[Work required] Leaving the pictures aside, repeat each line below exactly.

[Web page and app entries]
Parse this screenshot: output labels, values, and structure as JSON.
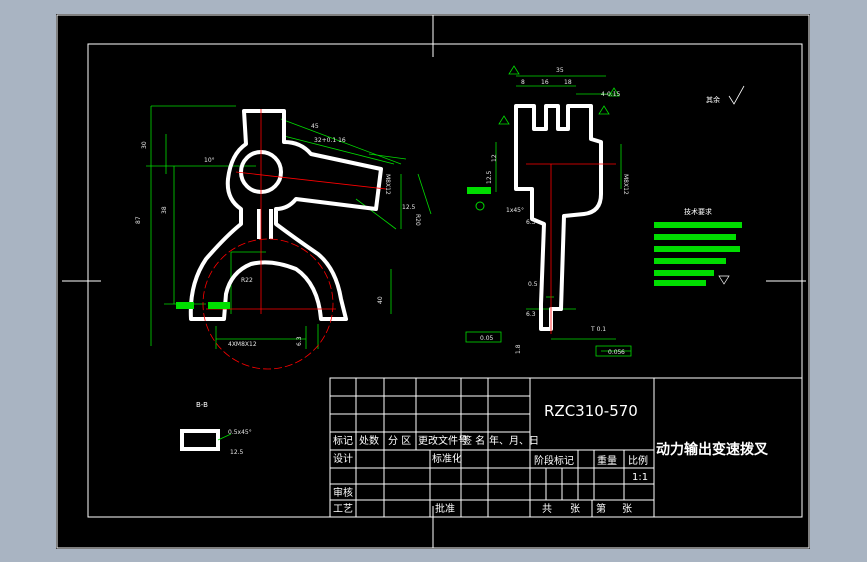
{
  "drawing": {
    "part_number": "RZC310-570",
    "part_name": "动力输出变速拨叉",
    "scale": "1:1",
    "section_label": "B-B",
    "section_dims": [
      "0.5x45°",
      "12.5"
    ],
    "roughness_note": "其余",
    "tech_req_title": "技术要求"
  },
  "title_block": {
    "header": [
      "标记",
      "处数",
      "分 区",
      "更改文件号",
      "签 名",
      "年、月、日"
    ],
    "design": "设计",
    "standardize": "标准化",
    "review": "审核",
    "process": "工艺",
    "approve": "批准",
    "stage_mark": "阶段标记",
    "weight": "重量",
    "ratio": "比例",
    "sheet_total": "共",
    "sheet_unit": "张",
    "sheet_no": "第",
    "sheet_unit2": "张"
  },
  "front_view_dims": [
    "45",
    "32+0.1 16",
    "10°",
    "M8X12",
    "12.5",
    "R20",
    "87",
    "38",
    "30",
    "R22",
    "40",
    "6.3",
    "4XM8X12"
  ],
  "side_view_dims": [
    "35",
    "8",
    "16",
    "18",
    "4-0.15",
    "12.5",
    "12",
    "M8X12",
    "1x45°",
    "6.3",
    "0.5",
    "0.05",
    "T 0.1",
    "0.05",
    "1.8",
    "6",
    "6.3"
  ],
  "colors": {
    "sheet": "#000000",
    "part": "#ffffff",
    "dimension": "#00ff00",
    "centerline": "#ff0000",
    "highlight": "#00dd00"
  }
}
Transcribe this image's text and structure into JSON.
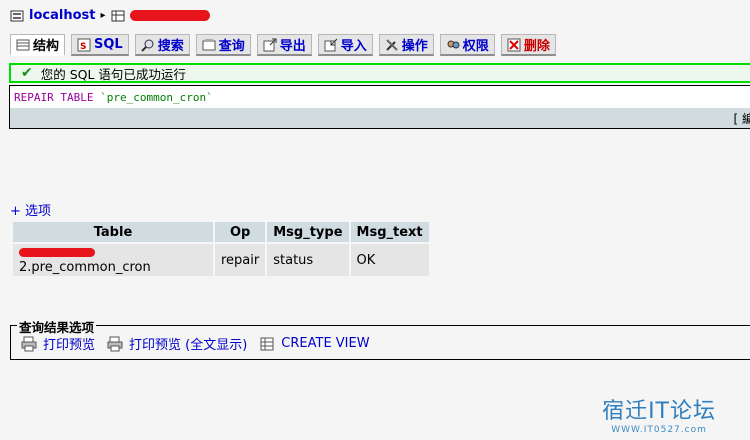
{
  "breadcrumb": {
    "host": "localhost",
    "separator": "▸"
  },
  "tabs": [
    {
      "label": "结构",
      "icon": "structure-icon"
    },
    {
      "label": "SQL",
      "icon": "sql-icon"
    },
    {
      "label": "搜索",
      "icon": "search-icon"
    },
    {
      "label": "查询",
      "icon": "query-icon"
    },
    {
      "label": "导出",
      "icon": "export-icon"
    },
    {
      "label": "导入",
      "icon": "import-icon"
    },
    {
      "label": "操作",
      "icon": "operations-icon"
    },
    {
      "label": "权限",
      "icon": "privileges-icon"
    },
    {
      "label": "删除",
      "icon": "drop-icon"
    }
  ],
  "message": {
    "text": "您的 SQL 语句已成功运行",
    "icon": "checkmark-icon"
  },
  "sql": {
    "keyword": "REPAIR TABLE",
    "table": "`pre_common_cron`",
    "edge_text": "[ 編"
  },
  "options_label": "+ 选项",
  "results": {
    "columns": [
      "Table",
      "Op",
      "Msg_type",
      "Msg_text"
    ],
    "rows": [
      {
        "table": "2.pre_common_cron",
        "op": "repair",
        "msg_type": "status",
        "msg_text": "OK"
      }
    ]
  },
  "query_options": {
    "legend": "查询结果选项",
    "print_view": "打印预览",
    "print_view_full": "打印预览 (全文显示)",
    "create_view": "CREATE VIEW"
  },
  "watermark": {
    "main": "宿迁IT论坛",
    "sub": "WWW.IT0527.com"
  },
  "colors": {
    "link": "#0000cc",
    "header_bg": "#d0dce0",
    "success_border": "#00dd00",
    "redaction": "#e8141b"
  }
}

[Finished exercise]
Parse this screenshot: output labels, values, and structure as JSON.
{
  "drawing": {
    "part_number": "RZC310-570",
    "part_name": "动力输出变速拨叉",
    "scale": "1:1",
    "section_label": "B-B",
    "section_dims": [
      "0.5x45°",
      "12.5"
    ],
    "roughness_note": "其余",
    "tech_req_title": "技术要求"
  },
  "title_block": {
    "header": [
      "标记",
      "处数",
      "分 区",
      "更改文件号",
      "签 名",
      "年、月、日"
    ],
    "design": "设计",
    "standardize": "标准化",
    "review": "审核",
    "process": "工艺",
    "approve": "批准",
    "stage_mark": "阶段标记",
    "weight": "重量",
    "ratio": "比例",
    "sheet_total": "共",
    "sheet_unit": "张",
    "sheet_no": "第",
    "sheet_unit2": "张"
  },
  "front_view_dims": [
    "45",
    "32+0.1 16",
    "10°",
    "M8X12",
    "12.5",
    "R20",
    "87",
    "38",
    "30",
    "R22",
    "40",
    "6.3",
    "4XM8X12"
  ],
  "side_view_dims": [
    "35",
    "8",
    "16",
    "18",
    "4-0.15",
    "12.5",
    "12",
    "M8X12",
    "1x45°",
    "6.3",
    "0.5",
    "0.05",
    "T 0.1",
    "0.05",
    "1.8",
    "6",
    "6.3"
  ],
  "colors": {
    "sheet": "#000000",
    "part": "#ffffff",
    "dimension": "#00ff00",
    "centerline": "#ff0000",
    "highlight": "#00dd00"
  }
}
Transcribe this image's text and structure into JSON.
{
  "breadcrumb": {
    "host": "localhost",
    "separator": "▸"
  },
  "tabs": [
    {
      "label": "结构",
      "icon": "structure-icon"
    },
    {
      "label": "SQL",
      "icon": "sql-icon"
    },
    {
      "label": "搜索",
      "icon": "search-icon"
    },
    {
      "label": "查询",
      "icon": "query-icon"
    },
    {
      "label": "导出",
      "icon": "export-icon"
    },
    {
      "label": "导入",
      "icon": "import-icon"
    },
    {
      "label": "操作",
      "icon": "operations-icon"
    },
    {
      "label": "权限",
      "icon": "privileges-icon"
    },
    {
      "label": "删除",
      "icon": "drop-icon"
    }
  ],
  "message": {
    "text": "您的 SQL 语句已成功运行",
    "icon": "checkmark-icon"
  },
  "sql": {
    "keyword": "REPAIR TABLE",
    "table": "`pre_common_cron`",
    "edge_text": "[ 編"
  },
  "options_label": "+ 选项",
  "results": {
    "columns": [
      "Table",
      "Op",
      "Msg_type",
      "Msg_text"
    ],
    "rows": [
      {
        "table": "2.pre_common_cron",
        "op": "repair",
        "msg_type": "status",
        "msg_text": "OK"
      }
    ]
  },
  "query_options": {
    "legend": "查询结果选项",
    "print_view": "打印预览",
    "print_view_full": "打印预览 (全文显示)",
    "create_view": "CREATE VIEW"
  },
  "watermark": {
    "main": "宿迁IT论坛",
    "sub": "WWW.IT0527.com"
  },
  "colors": {
    "link": "#0000cc",
    "header_bg": "#d0dce0",
    "success_border": "#00dd00",
    "redaction": "#e8141b"
  }
}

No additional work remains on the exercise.